Vegetation structure is as important as climate for explaining ecosystem function across patagonian rangelands

Juan J. Gaitán*, Gabriel E. Oliva, Donaldo E. Bran, Fernando T. Maestre, Martín R. Aguiar, Esteban G. Jobbágy, Gustavo G. Buono, Daniela Ferrante, Viviana B. Nakamatsu, Georgina Ciari, Jorge M. Salomone, Virginia Massara

*Corresponding author for this work

Research output: Contribution to journalArticlepeer-review

92 Scopus citations


1. Drylands cover about 41% of Earth's land surface, and 65% of their area supports domestic livestock that depends on the above-ground net primary productivity (ANPP) of natural vegetation. Thus, understanding how biotic and abiotic factors control ANPP and related ecosystem functions can largely help to create more sustainable land-use practices in rangelands, particularly in the context of ongoing global environmental change. 2. We used 311 sites across a broad natural gradient in Patagonian rangelands to evaluate the relative importance of climate (temperature and precipitation) and vegetation structure (grass and shrub cover, species richness) as drivers of ANPP, precipitation-use efficiency (PUE) and precipitation marginal response (PMR). 3. Climatic variables explained 60%, 52% and 12% of the variation in grass cover, shrub cover and species richness, respectively.

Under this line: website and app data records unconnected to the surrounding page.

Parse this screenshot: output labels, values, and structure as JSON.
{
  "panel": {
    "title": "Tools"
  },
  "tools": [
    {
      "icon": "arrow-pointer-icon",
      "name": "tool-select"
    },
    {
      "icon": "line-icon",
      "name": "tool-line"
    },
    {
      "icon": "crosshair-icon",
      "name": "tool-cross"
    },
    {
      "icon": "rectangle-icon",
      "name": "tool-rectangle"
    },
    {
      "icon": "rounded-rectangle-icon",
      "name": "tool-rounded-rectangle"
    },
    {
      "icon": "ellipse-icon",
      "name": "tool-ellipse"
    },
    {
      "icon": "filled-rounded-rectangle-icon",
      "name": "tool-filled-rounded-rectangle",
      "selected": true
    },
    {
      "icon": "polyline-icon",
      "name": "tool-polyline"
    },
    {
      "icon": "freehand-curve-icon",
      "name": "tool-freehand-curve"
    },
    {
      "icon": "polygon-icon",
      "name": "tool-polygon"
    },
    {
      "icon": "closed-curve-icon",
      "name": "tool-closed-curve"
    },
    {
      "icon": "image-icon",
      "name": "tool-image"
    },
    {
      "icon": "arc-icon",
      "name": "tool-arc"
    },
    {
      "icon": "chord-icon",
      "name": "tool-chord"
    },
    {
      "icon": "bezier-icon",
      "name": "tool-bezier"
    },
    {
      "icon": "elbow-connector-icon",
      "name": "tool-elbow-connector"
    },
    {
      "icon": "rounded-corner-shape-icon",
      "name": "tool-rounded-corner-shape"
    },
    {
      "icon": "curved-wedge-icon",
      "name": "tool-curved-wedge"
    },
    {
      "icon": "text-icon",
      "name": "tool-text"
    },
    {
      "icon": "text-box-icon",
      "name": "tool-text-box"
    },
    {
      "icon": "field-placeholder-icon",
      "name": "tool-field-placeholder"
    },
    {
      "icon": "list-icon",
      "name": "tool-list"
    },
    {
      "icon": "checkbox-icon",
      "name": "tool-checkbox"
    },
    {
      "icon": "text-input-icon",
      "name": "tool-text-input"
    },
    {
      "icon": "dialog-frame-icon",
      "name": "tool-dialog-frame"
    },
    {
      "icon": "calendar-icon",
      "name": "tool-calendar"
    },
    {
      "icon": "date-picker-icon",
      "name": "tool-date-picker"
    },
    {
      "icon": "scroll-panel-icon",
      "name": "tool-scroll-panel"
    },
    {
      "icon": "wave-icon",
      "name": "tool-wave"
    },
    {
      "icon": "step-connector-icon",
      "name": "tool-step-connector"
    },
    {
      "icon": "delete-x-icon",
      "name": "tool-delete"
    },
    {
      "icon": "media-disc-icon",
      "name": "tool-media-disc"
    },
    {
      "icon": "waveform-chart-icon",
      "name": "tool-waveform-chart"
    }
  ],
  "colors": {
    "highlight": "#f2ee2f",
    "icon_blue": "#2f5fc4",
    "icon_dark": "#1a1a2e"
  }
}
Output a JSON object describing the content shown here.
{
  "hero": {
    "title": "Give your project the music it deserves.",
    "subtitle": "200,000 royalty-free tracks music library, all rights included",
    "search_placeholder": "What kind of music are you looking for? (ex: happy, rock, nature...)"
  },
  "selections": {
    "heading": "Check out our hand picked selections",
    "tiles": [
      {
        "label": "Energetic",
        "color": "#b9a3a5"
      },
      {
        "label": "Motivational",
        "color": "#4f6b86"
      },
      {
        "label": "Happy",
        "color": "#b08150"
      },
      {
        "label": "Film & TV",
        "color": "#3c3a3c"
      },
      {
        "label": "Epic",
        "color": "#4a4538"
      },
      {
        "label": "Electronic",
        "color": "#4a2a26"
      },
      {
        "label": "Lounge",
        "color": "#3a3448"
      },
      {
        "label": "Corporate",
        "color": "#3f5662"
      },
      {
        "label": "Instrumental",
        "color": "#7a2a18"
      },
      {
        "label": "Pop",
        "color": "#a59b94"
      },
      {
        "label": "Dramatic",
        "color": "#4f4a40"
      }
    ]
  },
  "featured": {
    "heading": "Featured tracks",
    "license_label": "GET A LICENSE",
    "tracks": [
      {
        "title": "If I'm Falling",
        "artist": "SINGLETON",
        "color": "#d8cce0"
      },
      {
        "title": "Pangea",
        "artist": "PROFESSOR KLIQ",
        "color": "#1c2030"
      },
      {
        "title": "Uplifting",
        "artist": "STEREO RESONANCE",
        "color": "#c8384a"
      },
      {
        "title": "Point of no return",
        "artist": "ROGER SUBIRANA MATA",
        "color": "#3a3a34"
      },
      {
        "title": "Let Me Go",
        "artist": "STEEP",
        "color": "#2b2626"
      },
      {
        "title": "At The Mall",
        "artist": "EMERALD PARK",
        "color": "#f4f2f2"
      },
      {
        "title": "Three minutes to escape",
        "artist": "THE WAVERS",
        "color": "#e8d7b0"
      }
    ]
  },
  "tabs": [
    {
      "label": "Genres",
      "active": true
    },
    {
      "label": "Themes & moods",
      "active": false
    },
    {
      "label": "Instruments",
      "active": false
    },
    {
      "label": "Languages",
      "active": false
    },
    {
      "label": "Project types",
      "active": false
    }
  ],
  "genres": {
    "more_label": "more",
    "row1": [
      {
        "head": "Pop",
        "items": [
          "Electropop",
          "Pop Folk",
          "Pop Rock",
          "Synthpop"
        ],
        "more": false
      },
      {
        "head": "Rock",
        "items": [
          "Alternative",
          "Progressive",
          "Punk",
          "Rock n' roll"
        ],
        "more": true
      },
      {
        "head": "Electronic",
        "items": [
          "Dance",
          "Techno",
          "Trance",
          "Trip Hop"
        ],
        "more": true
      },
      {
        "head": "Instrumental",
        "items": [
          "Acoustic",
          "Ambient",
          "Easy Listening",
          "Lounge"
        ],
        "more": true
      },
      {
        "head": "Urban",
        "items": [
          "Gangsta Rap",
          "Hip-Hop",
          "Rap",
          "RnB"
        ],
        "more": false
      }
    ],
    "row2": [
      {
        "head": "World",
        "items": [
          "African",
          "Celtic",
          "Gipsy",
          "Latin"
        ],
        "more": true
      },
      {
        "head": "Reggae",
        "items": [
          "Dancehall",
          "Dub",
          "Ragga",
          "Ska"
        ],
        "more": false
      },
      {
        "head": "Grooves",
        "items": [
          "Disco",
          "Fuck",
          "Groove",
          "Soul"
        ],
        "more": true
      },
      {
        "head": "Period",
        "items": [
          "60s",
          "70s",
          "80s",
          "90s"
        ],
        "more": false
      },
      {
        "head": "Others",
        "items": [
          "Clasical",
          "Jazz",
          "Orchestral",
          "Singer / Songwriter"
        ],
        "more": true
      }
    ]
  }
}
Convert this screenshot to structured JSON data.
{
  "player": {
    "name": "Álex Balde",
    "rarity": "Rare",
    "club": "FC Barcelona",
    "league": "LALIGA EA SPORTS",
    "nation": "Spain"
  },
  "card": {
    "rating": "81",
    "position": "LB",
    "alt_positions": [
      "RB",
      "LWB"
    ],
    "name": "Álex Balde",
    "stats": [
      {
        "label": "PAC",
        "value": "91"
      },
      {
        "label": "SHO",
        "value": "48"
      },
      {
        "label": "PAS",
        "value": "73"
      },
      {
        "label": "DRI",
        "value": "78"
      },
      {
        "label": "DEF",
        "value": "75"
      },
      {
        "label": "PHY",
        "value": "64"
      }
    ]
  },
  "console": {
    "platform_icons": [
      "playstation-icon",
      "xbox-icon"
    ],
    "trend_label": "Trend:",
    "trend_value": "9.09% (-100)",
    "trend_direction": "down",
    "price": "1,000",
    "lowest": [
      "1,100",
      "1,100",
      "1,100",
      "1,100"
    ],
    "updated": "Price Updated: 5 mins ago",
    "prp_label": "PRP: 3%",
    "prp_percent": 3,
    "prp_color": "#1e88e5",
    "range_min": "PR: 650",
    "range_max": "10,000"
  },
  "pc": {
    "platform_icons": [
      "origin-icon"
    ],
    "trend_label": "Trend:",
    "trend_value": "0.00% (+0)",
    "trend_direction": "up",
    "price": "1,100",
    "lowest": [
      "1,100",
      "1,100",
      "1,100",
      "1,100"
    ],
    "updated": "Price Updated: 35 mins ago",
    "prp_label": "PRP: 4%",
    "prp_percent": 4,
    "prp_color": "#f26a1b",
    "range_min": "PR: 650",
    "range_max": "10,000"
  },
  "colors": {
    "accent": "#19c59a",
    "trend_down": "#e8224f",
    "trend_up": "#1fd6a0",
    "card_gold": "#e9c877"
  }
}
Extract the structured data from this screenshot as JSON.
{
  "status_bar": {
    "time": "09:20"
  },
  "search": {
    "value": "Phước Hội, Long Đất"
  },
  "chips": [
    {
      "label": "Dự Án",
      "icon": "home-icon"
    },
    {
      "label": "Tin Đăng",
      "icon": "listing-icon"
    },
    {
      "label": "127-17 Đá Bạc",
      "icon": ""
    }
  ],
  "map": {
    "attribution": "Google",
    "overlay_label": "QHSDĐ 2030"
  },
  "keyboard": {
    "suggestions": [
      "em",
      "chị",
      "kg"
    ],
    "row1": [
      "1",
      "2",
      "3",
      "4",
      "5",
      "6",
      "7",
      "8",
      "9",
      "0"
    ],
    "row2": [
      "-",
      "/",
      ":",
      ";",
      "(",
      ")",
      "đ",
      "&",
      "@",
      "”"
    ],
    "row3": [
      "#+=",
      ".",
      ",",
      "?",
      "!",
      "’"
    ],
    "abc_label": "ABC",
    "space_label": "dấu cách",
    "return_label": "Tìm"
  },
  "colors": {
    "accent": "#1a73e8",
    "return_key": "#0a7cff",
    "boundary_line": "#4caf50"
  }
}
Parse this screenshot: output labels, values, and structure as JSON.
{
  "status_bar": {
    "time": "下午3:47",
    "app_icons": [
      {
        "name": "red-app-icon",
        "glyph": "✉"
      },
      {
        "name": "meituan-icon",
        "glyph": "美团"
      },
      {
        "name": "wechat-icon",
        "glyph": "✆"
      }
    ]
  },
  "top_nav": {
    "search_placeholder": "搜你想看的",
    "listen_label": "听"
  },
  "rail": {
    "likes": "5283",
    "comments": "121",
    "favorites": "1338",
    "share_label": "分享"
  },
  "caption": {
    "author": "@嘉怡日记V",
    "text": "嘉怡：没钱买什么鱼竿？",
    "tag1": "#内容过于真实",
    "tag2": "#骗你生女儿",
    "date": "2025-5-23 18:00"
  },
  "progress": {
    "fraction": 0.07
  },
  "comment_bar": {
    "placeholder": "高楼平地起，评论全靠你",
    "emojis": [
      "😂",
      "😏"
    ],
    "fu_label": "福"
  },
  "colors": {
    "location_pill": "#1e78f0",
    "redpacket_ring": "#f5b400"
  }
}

Shrub cover increased in areas with warmer, drier and winter rainfall climates, while the response observed for both grass cover and species richness was the opposite. Climate and vegetation structure explained 70%, 60% and 29% of the variation in ANPP, PUE and PMR, respectively. These three variables increased with increasing vegetation cover, particularly grass cover. Species richness also increased with ANPP, PUE and PMR. ANPP increased, and PUE decreased with increasing mean annual precipitation, whereas PMR increased with the proportion of precipitation falling in spring-summer. Temperature had a strong negative effect on ANPP and PUE, and a positive direct effect on PMR. Standardized total effects from structural equation modelling showed that vegetation structure and climate had similar strengths as drivers of ecosystem functioning. Grass cover had the highest total effect on ANPP (0.58), PUE (0.55) and PMR (0.41). Among the climatic variables, mean annual precipitation had the strongest total effect on ANPP (0.51) and PUE (-0.41), and the proportion of the precipitation falling in spring-summer was the most influential on PMR (0.36). 4. Synthesis. Vegetation structure is as important as climate in shaping ecosystem functioning Patagonian rangelands. Maintaining and enhancing vegetation cover and species richness, particularly in grasses, could reduce the adverse effects of climate change on ecosystem functioning in these ecosystems.

Original languageEnglish (US)
Pages (from-to)1419-1428
Number of pages10
JournalJournal of Ecology
Issue number6
StatePublished - Nov 1 2014

Bibliographical note

Publisher Copyright:
© 2014 The Authors. Journal of Ecology © 2014 British Ecological Society.


  • Above-ground net primary productivity
  • Drylands
  • Ecosystem services
  • Grass-shrub balance
  • Mean annual precipitation
  • Precipitation marginal response
  • Precipitation-use efficiency
  • Species richness

ASJC Scopus subject areas

  • Ecology, Evolution, Behavior and Systematics
  • Ecology
  • Plant Science


Dive into the research topics of 'Vegetation structure is as important as climate for explaining ecosystem function across patagonian rangelands'. Together they form a unique fingerprint.

Cite this